I guess that says something about the book as a whole. It's resonated with adolescents for such a long time, there has to be something in that. My wonderful young adult professor, Nancy Johnson, told us all that in order to read young adult fiction and understand it in any real way, we had to respect the audience it was intended for. S.E. Hinton was only 15 years old when she wrote The Outsiders, and only 16 when it was published. She wrote it as an expression of the tension and fear surrounding gang violence in her own community, and yet as I read I found myself extending the conflicts in the book to encompass a more broad theme of teen violence and anger. Coming from a background in which class differences were not as openly critiqued, I still was able to understand the relate-able quality of Hinton's characters to teen readers. Maybe we're not beat up by our parents every day, but certainly we question whether or not we are truely loved, whether we can really trust our friends or surroundings, and wonder if we're really cut out for such a harsh world. The more I think about the novel now, I really see strong correlations between Ponyboy's doubt regarding his brother Darry's love for him, and my own issues with trust that I've harbored since puberty.

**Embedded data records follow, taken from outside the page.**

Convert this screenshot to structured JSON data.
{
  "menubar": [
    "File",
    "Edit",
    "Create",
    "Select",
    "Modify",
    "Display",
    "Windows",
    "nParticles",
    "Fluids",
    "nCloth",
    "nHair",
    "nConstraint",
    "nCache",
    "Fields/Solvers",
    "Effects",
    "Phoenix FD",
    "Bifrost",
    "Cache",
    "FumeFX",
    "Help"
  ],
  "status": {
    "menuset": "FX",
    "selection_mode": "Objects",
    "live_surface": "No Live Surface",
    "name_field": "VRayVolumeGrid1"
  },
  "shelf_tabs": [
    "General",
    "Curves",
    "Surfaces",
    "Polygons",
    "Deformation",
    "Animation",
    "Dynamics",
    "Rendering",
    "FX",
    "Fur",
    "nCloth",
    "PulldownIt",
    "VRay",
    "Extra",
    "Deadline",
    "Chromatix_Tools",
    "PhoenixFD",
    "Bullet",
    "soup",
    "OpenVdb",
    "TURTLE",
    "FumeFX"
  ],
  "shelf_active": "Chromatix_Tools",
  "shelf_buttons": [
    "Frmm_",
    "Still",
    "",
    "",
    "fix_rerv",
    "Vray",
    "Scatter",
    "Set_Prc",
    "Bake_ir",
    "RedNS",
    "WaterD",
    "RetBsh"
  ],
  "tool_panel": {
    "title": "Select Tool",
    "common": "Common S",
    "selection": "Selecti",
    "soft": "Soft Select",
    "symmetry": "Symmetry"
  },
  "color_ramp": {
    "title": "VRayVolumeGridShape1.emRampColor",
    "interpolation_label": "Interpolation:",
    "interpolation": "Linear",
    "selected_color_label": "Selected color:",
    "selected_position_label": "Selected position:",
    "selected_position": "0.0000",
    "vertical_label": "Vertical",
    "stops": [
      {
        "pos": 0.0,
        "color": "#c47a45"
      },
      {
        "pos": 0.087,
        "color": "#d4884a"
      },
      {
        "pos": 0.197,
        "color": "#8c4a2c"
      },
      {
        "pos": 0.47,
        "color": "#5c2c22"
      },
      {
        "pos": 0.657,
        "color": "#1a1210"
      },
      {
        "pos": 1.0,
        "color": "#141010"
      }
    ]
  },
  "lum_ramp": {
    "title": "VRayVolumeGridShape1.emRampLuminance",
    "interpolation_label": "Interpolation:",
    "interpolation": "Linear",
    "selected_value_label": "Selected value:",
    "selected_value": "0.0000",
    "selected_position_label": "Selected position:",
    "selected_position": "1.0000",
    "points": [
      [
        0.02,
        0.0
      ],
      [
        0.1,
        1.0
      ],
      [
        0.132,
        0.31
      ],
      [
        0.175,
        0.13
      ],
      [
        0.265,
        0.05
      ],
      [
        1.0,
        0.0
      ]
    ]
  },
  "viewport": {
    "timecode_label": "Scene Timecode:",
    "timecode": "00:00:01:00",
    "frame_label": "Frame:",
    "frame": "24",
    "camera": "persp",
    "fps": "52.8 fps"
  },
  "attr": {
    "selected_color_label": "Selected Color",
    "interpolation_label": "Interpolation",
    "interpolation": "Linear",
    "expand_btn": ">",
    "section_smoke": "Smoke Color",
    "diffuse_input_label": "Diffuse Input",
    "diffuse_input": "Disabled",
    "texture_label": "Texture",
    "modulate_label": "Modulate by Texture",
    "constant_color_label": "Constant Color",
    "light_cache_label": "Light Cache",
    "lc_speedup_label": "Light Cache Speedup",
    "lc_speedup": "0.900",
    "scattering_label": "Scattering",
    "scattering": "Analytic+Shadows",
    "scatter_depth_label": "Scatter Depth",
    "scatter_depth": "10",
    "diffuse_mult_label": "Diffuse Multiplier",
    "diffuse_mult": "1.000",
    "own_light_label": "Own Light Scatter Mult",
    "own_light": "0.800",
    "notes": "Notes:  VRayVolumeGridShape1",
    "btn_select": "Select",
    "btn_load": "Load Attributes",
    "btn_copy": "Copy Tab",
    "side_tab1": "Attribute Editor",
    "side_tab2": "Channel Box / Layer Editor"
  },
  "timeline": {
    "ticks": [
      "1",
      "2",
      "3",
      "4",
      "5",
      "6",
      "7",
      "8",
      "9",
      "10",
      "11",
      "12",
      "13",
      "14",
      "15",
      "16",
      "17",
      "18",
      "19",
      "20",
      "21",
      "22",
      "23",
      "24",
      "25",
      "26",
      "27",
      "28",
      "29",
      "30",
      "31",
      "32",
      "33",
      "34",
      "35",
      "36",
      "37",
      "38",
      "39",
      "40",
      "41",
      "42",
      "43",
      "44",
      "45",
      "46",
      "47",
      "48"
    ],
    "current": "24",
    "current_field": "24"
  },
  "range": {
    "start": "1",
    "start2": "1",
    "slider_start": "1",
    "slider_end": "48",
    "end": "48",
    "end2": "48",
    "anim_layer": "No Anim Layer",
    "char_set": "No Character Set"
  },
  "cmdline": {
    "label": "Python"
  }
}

I feel like seeing the film version, reputed to be quite good, would be a great way to enrich my reading of this text. Looking at stills and promotional materials now, I really have to see it. I mean...Patrick Swayze, Emilio Estevez, Tom Cruise...the list goes on. And from what I can tell, the guy who played Johnny Cade is a real cutie (and very much how I pictured him). Anyway, it's a great book. Good start to the project!

Oh, and check out how cute Diane Lane is as Cherry Valance:

A Book a Week Project 2010

I've decided that with this new exciting happening in my life (grad school), I'm going to start a new and exciting project that will, hopefully, make me a better and more well-rounded person. I certainly don't feel like I have tons of time to kill in my social life, but I do think that much of that time has been spent doing things that in no way make me smarter, kinder, more worldly--only more broke. Therefore, from this week on (for a year) I plan to read one book every week. As an English major I already read several books a quarter, but I hope to have these books be an addition to what I'm assigned. If (during dead week or final's week) I'm just too burned out to add another book on the pile, I'll count a book I've been assigned and have finished very near that date. Only in emergencies though. I want to have read at least 52 books by one year from today. That may not sound like very much, but the statistics are actually surprising. According to the Washington Post, only about 57% of Americans read any books in a given year. Among those people, they read an average of 9 or fewer books in a year. Nine books. I know I read more than that, but I can't help but think what a shame it is that I don't read more than I do now.

So I'm rectifying that situation today!

Thursday, April 1, 2010

Through the Looking Glass Chess

This Ukrainian artist recreated the chess set (with variation) from Lewis Carroll's Through the Looking Glass. The results are lovely, and I urge you to check them out here.


Here is a collection of protest signs from tea party protests, all of which feature some pretty interesting spelling. I won't comment on politics, but you should check them out (and be sure to read the user comments on some of them...they're more witty than I was feeling up to today).

Some choice examples:

And the rest here.